» **Exercise brief**: Examine the entries below, count the lines holding the string "value", and respond with the number only.

» **Task inputs**:
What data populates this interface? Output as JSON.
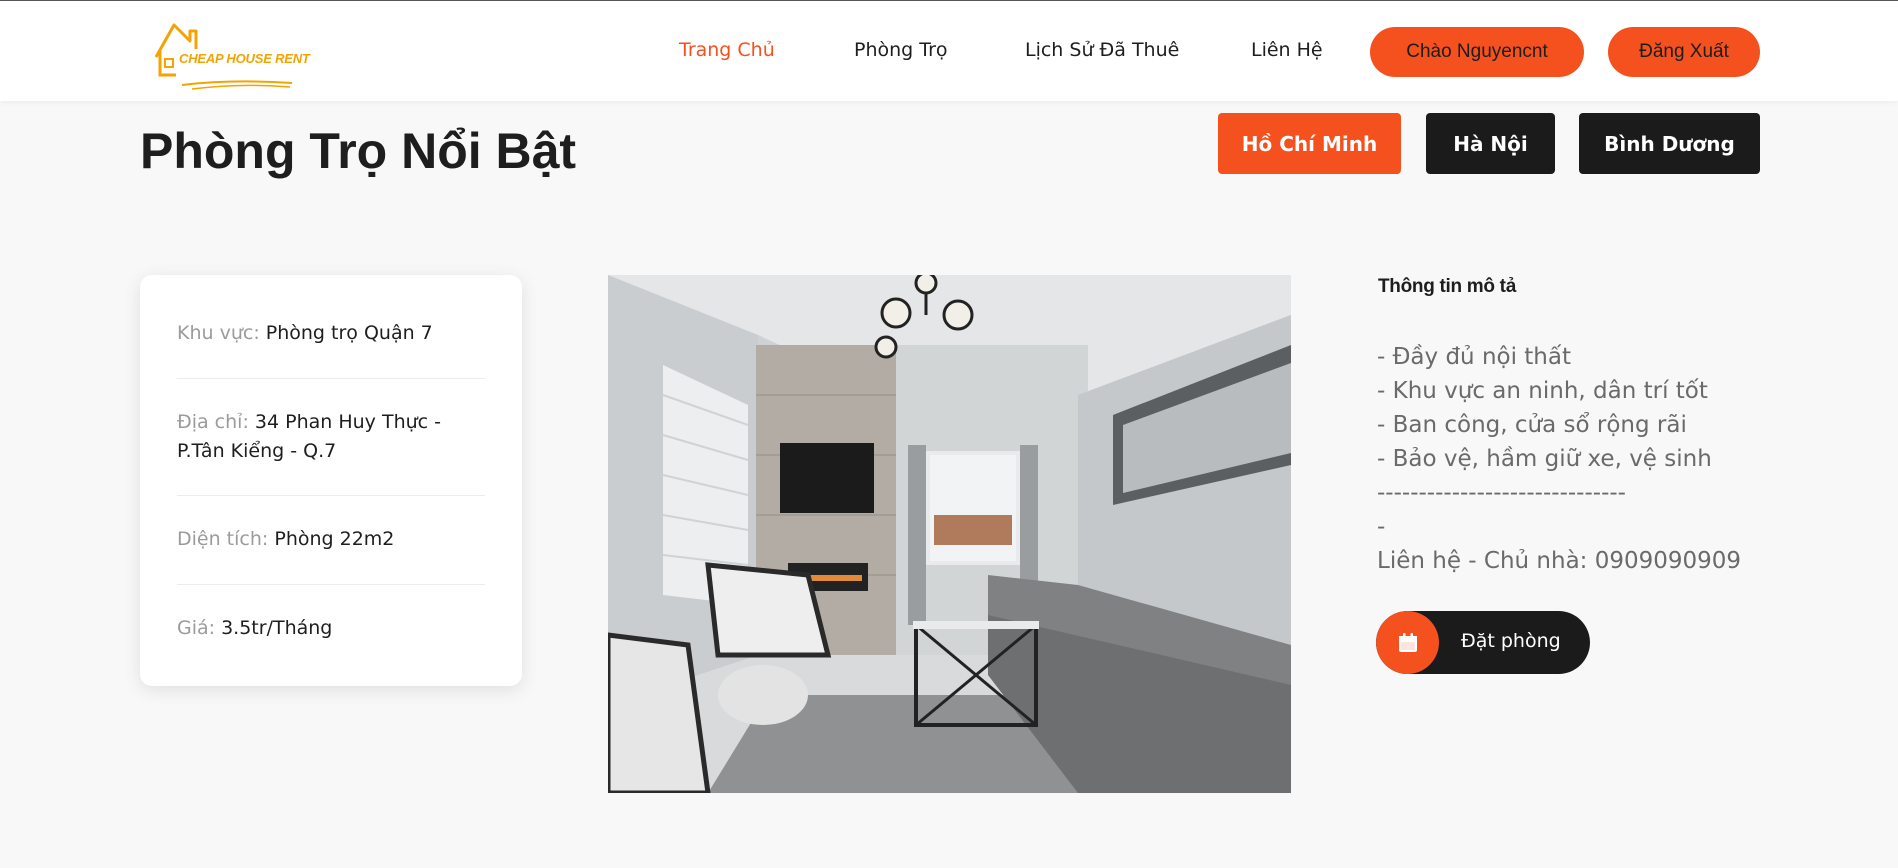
{
  "header": {
    "logo_text": "CHEAP HOUSE RENT",
    "nav": [
      {
        "label": "Trang Chủ",
        "active": true
      },
      {
        "label": "Phòng Trọ",
        "active": false
      },
      {
        "label": "Lịch Sử Đã Thuê",
        "active": false
      },
      {
        "label": "Liên Hệ",
        "active": false
      }
    ],
    "greeting_button": "Chào Nguyencnt",
    "logout_button": "Đăng Xuất"
  },
  "main": {
    "title": "Phòng Trọ Nổi Bật",
    "cities": [
      {
        "label": "Hồ Chí Minh",
        "active": true
      },
      {
        "label": "Hà Nội",
        "active": false
      },
      {
        "label": "Bình Dương",
        "active": false
      }
    ],
    "listing": {
      "rows": [
        {
          "label": "Khu vực:",
          "value": "Phòng trọ Quận 7"
        },
        {
          "label": "Địa chỉ:",
          "value": "34 Phan Huy Thực - P.Tân Kiểng - Q.7"
        },
        {
          "label": "Diện tích:",
          "value": "Phòng 22m2"
        },
        {
          "label": "Giá:",
          "value": "3.5tr/Tháng"
        }
      ],
      "description_title": "Thông tin mô tả",
      "description_lines": [
        "- Đầy đủ nội thất",
        "- Khu vực an ninh, dân trí tốt",
        "- Ban công, cửa sổ rộng rãi",
        "- Bảo vệ, hầm giữ xe, vệ sinh",
        "------------------------------",
        "-",
        "Liên hệ - Chủ nhà: 0909090909"
      ],
      "book_button": "Đặt phòng",
      "book_icon": "calendar-icon"
    }
  },
  "colors": {
    "accent": "#f4511e",
    "logo": "#f5a300",
    "dark": "#1b1b1b",
    "background": "#f8f8f8"
  }
}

» **Task result**: 4